• **EXTRACTED MATERIAL**:
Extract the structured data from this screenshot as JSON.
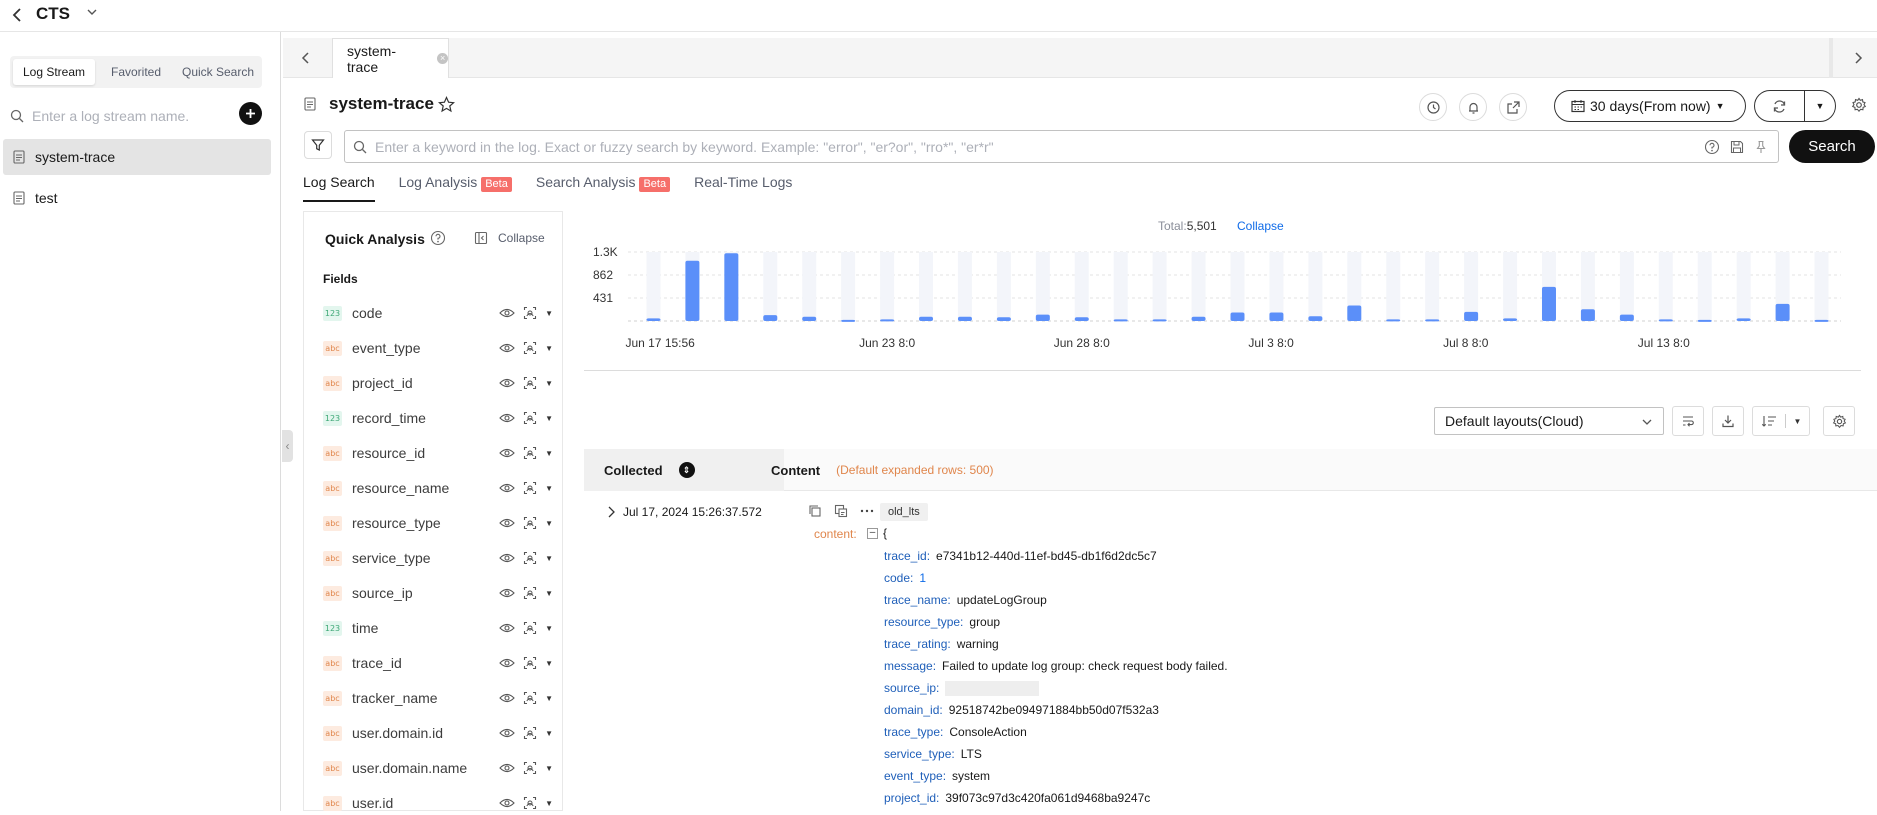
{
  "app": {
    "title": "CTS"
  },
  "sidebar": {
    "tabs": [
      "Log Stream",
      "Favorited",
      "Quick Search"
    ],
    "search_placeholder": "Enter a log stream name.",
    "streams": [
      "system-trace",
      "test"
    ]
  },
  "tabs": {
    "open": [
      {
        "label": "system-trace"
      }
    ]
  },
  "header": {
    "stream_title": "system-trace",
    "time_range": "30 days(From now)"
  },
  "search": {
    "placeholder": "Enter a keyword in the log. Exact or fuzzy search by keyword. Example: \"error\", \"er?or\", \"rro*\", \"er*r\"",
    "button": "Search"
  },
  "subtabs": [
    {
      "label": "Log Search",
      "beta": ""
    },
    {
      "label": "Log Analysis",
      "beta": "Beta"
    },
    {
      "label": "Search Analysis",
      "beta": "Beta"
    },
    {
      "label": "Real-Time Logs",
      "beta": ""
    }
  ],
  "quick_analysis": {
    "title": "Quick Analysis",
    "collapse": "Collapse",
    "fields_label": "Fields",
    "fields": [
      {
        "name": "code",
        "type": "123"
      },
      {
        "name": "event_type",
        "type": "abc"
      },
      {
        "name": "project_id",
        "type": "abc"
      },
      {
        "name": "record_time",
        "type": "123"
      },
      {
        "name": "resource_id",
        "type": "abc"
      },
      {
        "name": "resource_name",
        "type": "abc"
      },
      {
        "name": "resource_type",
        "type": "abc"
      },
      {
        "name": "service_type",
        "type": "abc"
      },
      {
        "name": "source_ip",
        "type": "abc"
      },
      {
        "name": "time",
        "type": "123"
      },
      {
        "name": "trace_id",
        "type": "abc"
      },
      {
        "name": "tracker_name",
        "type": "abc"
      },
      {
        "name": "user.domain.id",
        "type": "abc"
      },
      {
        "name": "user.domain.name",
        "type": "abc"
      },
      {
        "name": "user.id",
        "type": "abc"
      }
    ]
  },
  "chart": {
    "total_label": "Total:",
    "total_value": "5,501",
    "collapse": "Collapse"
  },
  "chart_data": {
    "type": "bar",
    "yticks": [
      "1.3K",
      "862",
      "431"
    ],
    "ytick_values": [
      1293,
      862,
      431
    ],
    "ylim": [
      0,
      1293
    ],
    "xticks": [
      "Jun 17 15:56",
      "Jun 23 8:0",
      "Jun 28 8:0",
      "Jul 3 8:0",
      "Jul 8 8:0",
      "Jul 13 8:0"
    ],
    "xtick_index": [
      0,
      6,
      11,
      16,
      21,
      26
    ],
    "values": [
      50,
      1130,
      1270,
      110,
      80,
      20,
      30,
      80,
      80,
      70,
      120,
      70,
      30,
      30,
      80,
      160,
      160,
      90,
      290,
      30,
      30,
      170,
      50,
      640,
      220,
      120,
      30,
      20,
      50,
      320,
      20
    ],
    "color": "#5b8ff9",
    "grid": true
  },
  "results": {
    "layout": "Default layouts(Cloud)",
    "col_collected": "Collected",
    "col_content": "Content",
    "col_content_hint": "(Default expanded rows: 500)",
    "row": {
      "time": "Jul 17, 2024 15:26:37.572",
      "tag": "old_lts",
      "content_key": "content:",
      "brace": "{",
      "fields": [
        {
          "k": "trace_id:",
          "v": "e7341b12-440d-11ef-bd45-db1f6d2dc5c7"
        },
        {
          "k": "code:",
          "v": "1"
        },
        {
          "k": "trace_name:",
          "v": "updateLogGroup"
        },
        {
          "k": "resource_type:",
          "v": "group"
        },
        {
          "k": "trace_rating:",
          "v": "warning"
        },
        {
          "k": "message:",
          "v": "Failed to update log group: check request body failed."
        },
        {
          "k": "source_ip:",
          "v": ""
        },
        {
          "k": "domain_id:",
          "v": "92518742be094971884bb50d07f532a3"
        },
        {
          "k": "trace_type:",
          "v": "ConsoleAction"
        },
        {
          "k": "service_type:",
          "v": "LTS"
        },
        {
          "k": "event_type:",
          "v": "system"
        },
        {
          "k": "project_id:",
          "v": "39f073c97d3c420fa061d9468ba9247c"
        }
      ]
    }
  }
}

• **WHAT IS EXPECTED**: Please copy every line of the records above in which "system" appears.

• **OUTPUT OF THE EXERCISE**:
      "system-trace",
        "label": "system-trace"
    "stream_title": "system-trace",
          "v": "system"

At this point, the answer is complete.